## [What you have to do]
Check each line of the records below for the string "comments", then state how many lines contain it, with no other output.

## [Working data]
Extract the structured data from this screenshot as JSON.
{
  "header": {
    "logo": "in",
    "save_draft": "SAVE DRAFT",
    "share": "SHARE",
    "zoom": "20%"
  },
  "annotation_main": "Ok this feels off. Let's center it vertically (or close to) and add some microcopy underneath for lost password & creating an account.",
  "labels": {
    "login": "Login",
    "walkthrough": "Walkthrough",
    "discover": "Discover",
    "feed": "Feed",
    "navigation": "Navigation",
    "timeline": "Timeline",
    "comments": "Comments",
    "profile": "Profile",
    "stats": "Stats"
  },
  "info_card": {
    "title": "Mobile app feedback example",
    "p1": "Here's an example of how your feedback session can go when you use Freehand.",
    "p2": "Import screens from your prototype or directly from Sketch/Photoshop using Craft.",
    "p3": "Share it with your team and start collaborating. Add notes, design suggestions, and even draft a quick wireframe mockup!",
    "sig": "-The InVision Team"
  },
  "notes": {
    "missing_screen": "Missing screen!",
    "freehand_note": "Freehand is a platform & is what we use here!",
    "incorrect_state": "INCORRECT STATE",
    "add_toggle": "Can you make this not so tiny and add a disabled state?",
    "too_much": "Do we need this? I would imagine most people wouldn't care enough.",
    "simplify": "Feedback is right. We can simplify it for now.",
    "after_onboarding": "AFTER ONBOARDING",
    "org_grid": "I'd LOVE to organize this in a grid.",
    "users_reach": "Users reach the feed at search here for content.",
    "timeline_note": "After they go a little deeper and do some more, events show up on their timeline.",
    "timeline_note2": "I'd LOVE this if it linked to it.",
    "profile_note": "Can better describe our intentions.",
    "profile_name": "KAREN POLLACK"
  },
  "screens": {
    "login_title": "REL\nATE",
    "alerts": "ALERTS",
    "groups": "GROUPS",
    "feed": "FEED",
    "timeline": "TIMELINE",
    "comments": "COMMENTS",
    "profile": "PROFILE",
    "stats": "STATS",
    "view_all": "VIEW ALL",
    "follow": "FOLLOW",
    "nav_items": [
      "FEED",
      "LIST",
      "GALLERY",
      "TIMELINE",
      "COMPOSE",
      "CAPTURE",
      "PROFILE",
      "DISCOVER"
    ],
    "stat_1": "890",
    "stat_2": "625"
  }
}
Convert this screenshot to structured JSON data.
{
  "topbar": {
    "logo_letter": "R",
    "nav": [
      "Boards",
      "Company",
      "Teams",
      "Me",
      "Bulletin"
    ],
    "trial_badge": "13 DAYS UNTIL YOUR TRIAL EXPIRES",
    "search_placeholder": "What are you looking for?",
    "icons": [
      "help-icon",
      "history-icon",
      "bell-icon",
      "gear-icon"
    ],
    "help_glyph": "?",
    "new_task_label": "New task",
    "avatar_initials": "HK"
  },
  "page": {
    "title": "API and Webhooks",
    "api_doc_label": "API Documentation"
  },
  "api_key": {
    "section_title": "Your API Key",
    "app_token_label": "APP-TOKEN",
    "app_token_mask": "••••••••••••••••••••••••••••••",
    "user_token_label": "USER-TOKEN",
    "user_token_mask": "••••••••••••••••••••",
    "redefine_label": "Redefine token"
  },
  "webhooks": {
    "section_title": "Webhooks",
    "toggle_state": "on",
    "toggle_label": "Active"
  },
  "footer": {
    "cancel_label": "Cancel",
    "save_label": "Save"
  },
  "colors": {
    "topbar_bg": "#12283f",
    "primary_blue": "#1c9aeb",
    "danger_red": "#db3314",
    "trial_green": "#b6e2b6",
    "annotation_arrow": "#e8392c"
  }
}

## [Exercise solution]
2